*** DATASET ***

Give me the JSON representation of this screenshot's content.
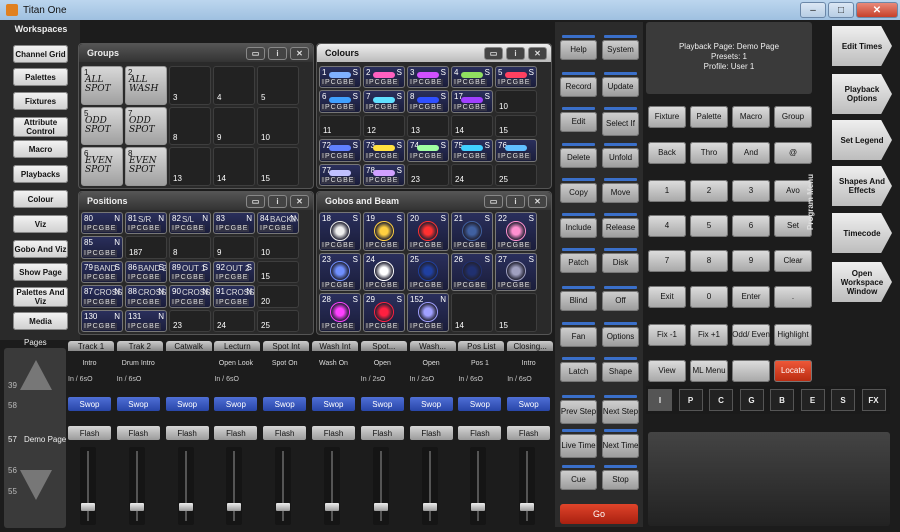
{
  "window": {
    "title": "Titan One",
    "min": "–",
    "max": "□",
    "close": "✕"
  },
  "sidebar": {
    "header": "Workspaces",
    "items": [
      "Channel Grid",
      "Palettes",
      "Fixtures",
      "Attribute Control",
      "Macro",
      "Playbacks",
      "Colour",
      "Viz",
      "Gobo And Viz",
      "Show Page",
      "Palettes And Viz",
      "Media"
    ],
    "pages_label": "Pages",
    "page_nums": [
      "39",
      "58",
      "57",
      "56",
      "55"
    ],
    "page_name": "Demo Page"
  },
  "groups": {
    "title": "Groups",
    "cells": [
      {
        "n": "1",
        "label": "ALL SPOT"
      },
      {
        "n": "2",
        "label": "ALL WASH"
      },
      {
        "n": "3",
        "label": ""
      },
      {
        "n": "4",
        "label": ""
      },
      {
        "n": "5",
        "label": ""
      },
      {
        "n": "5",
        "label": "ODD SPOT"
      },
      {
        "n": "7",
        "label": "ODD SPOT"
      },
      {
        "n": "8",
        "label": ""
      },
      {
        "n": "9",
        "label": ""
      },
      {
        "n": "10",
        "label": ""
      },
      {
        "n": "6",
        "label": "EVEN SPOT"
      },
      {
        "n": "8",
        "label": "EVEN SPOT"
      },
      {
        "n": "13",
        "label": ""
      },
      {
        "n": "14",
        "label": ""
      },
      {
        "n": "15",
        "label": ""
      }
    ]
  },
  "colours": {
    "title": "Colours",
    "cells": [
      {
        "n": "1",
        "s": "S"
      },
      {
        "n": "2",
        "s": "S"
      },
      {
        "n": "3",
        "s": "S"
      },
      {
        "n": "4",
        "s": "S"
      },
      {
        "n": "5",
        "s": "S"
      },
      {
        "n": "6",
        "s": "S"
      },
      {
        "n": "7",
        "s": "S"
      },
      {
        "n": "8",
        "s": "S"
      },
      {
        "n": "17",
        "s": "S"
      },
      {
        "n": "10",
        "s": ""
      },
      {
        "n": "11",
        "s": ""
      },
      {
        "n": "12",
        "s": ""
      },
      {
        "n": "13",
        "s": ""
      },
      {
        "n": "14",
        "s": ""
      },
      {
        "n": "15",
        "s": ""
      },
      {
        "n": "72",
        "s": "S"
      },
      {
        "n": "73",
        "s": "S"
      },
      {
        "n": "74",
        "s": "S"
      },
      {
        "n": "75",
        "s": "S"
      },
      {
        "n": "76",
        "s": ""
      },
      {
        "n": "77",
        "s": ""
      },
      {
        "n": "78",
        "s": "S"
      },
      {
        "n": "23",
        "s": ""
      },
      {
        "n": "24",
        "s": ""
      },
      {
        "n": "25",
        "s": ""
      }
    ],
    "swatches": [
      "#7fb0ff",
      "#ff60c0",
      "#d050ff",
      "#90e060",
      "#ff4060",
      "#40a0ff",
      "#60e0ff",
      "#3050ff",
      "#a040ff",
      "",
      "",
      "",
      "",
      "",
      "",
      "#6080ff",
      "#ffe040",
      "#a0ffa0",
      "#40d0ff",
      "#60c0ff",
      "#c0c0ff",
      "#d0a0ff",
      "",
      "",
      ""
    ]
  },
  "positions": {
    "title": "Positions",
    "cells": [
      {
        "n": "80",
        "t": "",
        "s": "N"
      },
      {
        "n": "81",
        "t": "S/R",
        "s": "N"
      },
      {
        "n": "82",
        "t": "S/L",
        "s": "N"
      },
      {
        "n": "83",
        "t": "",
        "s": "N"
      },
      {
        "n": "84",
        "t": "BACKING",
        "s": "N"
      },
      {
        "n": "85",
        "t": "",
        "s": "N"
      },
      {
        "n": "187",
        "t": "",
        "s": ""
      },
      {
        "n": "8",
        "t": "",
        "s": ""
      },
      {
        "n": "9",
        "t": "",
        "s": ""
      },
      {
        "n": "10",
        "t": "",
        "s": ""
      },
      {
        "n": "79",
        "t": "BAND",
        "s": "S"
      },
      {
        "n": "86",
        "t": "BAND 2",
        "s": "S"
      },
      {
        "n": "89",
        "t": "OUT 1",
        "s": "S"
      },
      {
        "n": "92",
        "t": "OUT 2",
        "s": "S"
      },
      {
        "n": "15",
        "t": "",
        "s": ""
      },
      {
        "n": "87",
        "t": "CROSS 1",
        "s": "N"
      },
      {
        "n": "88",
        "t": "CROSS 2",
        "s": "N"
      },
      {
        "n": "90",
        "t": "CROSS",
        "s": "N"
      },
      {
        "n": "91",
        "t": "CROSS",
        "s": "N"
      },
      {
        "n": "20",
        "t": "",
        "s": ""
      },
      {
        "n": "130",
        "t": "",
        "s": "N"
      },
      {
        "n": "131",
        "t": "",
        "s": "N"
      },
      {
        "n": "23",
        "t": "",
        "s": ""
      },
      {
        "n": "24",
        "t": "",
        "s": ""
      },
      {
        "n": "25",
        "t": "",
        "s": ""
      }
    ]
  },
  "gobos": {
    "title": "Gobos and Beam",
    "cells": [
      {
        "n": "18",
        "s": "S",
        "c": "#eeeeee"
      },
      {
        "n": "19",
        "s": "S",
        "c": "#ffd040"
      },
      {
        "n": "20",
        "s": "S",
        "c": "#ff3030"
      },
      {
        "n": "21",
        "s": "S",
        "c": "#4060a0"
      },
      {
        "n": "22",
        "s": "S",
        "c": "#ff90d0"
      },
      {
        "n": "23",
        "s": "S",
        "c": "#7090ff"
      },
      {
        "n": "24",
        "s": "",
        "c": "#ffffff"
      },
      {
        "n": "25",
        "s": "",
        "c": "#2040a0"
      },
      {
        "n": "26",
        "s": "S",
        "c": "#203070"
      },
      {
        "n": "27",
        "s": "S",
        "c": "#a0a0c0"
      },
      {
        "n": "28",
        "s": "S",
        "c": "#ff40ff"
      },
      {
        "n": "29",
        "s": "S",
        "c": "#ff2040"
      },
      {
        "n": "152",
        "s": "N",
        "c": "#a0a0ff"
      },
      {
        "n": "",
        "s": "",
        "c": ""
      },
      {
        "n": "",
        "s": "",
        "c": ""
      }
    ],
    "empty": [
      "14",
      "15"
    ]
  },
  "flags": "IPCGBE",
  "cmdbtns": [
    [
      "Help",
      "System"
    ],
    [
      "Record",
      "Update"
    ],
    [
      "Edit",
      "Select If"
    ],
    [
      "Delete",
      "Unfold"
    ],
    [
      "Copy",
      "Move"
    ],
    [
      "Include",
      "Release"
    ],
    [
      "Patch",
      "Disk"
    ],
    [
      "Blind",
      "Off"
    ],
    [
      "Fan",
      "Options"
    ],
    [
      "Latch",
      "Shape"
    ],
    [
      "Prev Step",
      "Next Step"
    ],
    [
      "Live Time",
      "Next Time"
    ],
    [
      "Cue",
      "Stop"
    ]
  ],
  "go_label": "Go",
  "info": {
    "line1": "Playback Page: Demo Page",
    "line2": "Presets: 1",
    "line3": "Profile: User 1"
  },
  "keypad": [
    [
      "Fixture",
      "Palette",
      "Macro",
      "Group"
    ],
    [
      "Back",
      "Thro",
      "And",
      "@"
    ],
    [
      "1",
      "2",
      "3",
      "Avo"
    ],
    [
      "4",
      "5",
      "6",
      "Set"
    ],
    [
      "7",
      "8",
      "9",
      "Clear"
    ],
    [
      "Exit",
      "0",
      "Enter",
      "."
    ],
    [
      "Fix -1",
      "Fix +1",
      "Odd/ Even",
      "Highlight"
    ],
    [
      "View",
      "ML Menu",
      "",
      "Locate"
    ]
  ],
  "program_menu": "Program Menu",
  "rightmenu": [
    "Edit Times",
    "Playback Options",
    "Set Legend",
    "Shapes And Effects",
    "Timecode",
    "Open Workspace Window"
  ],
  "filters": [
    "I",
    "P",
    "C",
    "G",
    "B",
    "E",
    "S",
    "FX"
  ],
  "playbacks": {
    "tabs": [
      "Track 1",
      "Trak 2",
      "Catwalk",
      "Lecturn",
      "Spot Int",
      "Wash Int",
      "Spot...",
      "Wash...",
      "Pos List",
      "Closing..."
    ],
    "names": [
      "Intro",
      "Drum Intro",
      "",
      "Open Look",
      "Spot On",
      "Wash On",
      "Open",
      "Open",
      "Pos 1",
      "Intro"
    ],
    "times": [
      "In / 6sO",
      "In / 6sO",
      "",
      "In / 6sO",
      "",
      "",
      "In / 2sO",
      "In / 2sO",
      "In / 6sO",
      "In / 6sO"
    ],
    "swop": "Swop",
    "flash": "Flash"
  },
  "colors": {
    "accent": "#3a6fc9",
    "go": "#c8301c",
    "locate": "#d84020"
  }
}
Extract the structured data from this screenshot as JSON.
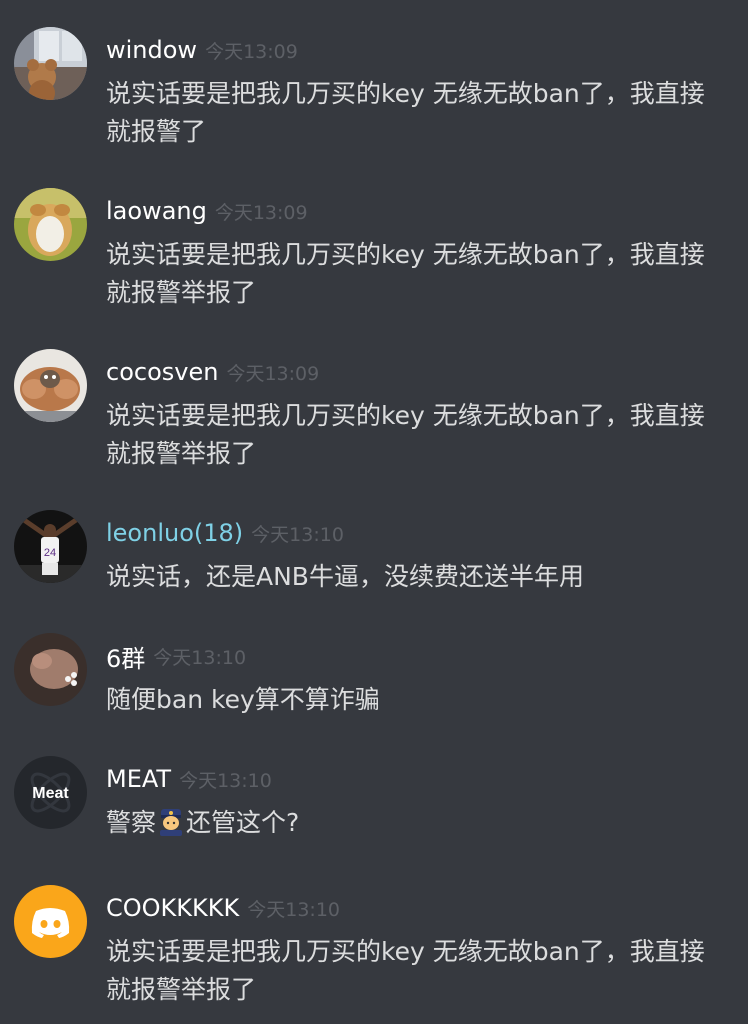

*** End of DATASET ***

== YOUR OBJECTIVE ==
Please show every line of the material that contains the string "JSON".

== YOUR RESPONSE ==
Give me the JSON representation of this screenshot's content.
Extract the structured data from this screenshot as JSON.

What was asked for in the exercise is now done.